*** Opening GIVEN DATA ***
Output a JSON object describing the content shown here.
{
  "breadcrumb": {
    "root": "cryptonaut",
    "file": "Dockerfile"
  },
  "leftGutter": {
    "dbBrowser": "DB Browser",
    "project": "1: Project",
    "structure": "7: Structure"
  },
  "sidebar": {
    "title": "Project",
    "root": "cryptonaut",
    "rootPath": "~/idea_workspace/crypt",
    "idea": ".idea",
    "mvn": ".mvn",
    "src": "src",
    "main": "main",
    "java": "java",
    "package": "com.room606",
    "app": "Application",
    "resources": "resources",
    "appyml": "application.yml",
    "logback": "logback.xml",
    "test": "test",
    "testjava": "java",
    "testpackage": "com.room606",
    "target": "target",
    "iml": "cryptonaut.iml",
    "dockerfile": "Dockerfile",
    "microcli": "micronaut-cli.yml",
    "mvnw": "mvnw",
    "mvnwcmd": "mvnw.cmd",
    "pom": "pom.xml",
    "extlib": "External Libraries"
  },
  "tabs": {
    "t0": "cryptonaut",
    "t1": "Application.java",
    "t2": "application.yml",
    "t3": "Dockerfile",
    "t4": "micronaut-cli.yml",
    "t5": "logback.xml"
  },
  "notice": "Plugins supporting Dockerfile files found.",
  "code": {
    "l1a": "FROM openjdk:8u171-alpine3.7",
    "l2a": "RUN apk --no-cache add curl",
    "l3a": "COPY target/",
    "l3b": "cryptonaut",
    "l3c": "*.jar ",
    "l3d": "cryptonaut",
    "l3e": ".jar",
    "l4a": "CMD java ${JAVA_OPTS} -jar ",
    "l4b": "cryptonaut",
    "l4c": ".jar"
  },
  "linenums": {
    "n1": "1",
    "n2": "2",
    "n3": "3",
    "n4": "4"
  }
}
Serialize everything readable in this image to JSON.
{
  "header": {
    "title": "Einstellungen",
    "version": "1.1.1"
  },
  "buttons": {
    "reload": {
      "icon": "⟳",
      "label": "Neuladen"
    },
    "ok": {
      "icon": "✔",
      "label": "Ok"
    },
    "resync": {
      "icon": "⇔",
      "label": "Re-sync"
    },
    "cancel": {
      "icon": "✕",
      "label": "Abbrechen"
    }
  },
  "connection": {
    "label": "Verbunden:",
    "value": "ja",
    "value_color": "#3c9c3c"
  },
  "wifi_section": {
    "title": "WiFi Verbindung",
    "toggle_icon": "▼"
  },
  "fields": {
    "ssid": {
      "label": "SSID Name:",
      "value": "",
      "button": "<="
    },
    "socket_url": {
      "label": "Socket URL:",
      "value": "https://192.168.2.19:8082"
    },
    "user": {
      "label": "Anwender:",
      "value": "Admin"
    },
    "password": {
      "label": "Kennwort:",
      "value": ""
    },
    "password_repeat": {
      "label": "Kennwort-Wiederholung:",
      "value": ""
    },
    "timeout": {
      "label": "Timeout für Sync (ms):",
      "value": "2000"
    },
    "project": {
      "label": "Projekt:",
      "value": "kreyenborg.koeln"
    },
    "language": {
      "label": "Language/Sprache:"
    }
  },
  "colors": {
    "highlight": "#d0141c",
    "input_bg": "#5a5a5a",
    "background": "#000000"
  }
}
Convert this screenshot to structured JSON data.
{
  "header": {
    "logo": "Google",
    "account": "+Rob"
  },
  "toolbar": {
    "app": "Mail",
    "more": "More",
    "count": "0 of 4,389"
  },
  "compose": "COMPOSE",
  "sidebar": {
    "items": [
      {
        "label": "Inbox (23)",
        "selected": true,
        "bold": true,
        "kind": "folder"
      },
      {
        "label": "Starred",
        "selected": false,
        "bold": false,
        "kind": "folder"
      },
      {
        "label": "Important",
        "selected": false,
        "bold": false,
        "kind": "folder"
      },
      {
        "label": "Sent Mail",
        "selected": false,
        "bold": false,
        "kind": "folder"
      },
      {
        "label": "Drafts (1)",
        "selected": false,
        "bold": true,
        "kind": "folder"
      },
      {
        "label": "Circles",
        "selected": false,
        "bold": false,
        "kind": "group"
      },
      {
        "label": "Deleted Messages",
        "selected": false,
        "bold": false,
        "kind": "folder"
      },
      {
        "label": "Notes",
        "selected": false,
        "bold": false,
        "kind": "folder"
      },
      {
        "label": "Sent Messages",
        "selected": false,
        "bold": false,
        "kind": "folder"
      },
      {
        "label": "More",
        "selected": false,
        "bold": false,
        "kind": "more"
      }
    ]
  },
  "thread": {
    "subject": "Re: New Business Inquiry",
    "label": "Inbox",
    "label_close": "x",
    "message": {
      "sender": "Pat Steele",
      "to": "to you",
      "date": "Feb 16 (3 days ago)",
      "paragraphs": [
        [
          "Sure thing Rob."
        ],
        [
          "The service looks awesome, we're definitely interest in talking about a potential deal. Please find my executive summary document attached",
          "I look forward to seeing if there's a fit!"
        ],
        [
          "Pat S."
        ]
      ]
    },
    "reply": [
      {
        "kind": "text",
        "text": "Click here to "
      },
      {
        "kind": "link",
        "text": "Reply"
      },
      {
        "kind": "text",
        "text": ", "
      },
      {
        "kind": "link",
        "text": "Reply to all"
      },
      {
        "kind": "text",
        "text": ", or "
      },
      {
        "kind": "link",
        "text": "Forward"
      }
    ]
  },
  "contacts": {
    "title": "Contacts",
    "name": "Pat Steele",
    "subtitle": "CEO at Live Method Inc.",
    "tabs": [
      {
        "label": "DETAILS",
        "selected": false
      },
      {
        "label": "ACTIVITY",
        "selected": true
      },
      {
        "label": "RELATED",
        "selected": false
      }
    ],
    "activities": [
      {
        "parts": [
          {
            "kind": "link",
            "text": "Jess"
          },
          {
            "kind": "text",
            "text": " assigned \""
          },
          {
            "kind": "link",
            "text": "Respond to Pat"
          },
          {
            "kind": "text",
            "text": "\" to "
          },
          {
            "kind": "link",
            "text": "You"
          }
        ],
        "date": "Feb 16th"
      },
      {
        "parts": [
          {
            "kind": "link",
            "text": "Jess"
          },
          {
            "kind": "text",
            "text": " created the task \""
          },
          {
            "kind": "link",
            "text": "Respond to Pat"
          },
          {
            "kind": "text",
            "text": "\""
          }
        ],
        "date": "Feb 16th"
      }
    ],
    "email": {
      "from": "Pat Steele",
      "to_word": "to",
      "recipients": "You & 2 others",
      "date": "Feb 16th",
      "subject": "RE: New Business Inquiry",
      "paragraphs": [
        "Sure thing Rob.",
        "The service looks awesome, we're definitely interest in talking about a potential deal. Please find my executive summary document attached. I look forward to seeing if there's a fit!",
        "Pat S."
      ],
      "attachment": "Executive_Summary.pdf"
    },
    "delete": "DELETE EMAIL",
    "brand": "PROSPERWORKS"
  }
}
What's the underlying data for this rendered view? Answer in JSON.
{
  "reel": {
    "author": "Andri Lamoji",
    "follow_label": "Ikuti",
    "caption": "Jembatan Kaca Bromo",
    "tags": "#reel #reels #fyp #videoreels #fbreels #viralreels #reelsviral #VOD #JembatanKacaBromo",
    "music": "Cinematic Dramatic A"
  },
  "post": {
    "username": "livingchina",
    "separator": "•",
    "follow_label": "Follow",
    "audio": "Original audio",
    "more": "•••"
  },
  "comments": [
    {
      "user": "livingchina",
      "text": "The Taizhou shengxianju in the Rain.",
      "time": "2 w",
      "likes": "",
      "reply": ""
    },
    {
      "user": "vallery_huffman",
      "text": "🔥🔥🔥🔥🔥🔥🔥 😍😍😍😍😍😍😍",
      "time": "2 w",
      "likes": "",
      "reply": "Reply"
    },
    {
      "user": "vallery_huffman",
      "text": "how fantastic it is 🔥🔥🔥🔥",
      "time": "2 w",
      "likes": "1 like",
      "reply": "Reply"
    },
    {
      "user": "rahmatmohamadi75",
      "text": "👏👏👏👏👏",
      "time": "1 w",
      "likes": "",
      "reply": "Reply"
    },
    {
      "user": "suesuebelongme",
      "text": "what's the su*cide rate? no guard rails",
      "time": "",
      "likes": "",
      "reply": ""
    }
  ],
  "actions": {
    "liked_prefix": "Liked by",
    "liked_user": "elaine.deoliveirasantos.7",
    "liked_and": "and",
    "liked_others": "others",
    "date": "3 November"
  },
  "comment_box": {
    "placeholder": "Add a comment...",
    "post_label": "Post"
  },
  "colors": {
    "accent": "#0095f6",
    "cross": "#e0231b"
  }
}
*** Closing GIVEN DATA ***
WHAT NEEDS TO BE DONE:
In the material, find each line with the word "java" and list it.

ANSWER TO THIS EXERCISE:
    "java": "java",
    "testjava": "java",
    "t1": "Application.java",
    "l4a": "CMD java ${JAVA_OPTS} -jar ",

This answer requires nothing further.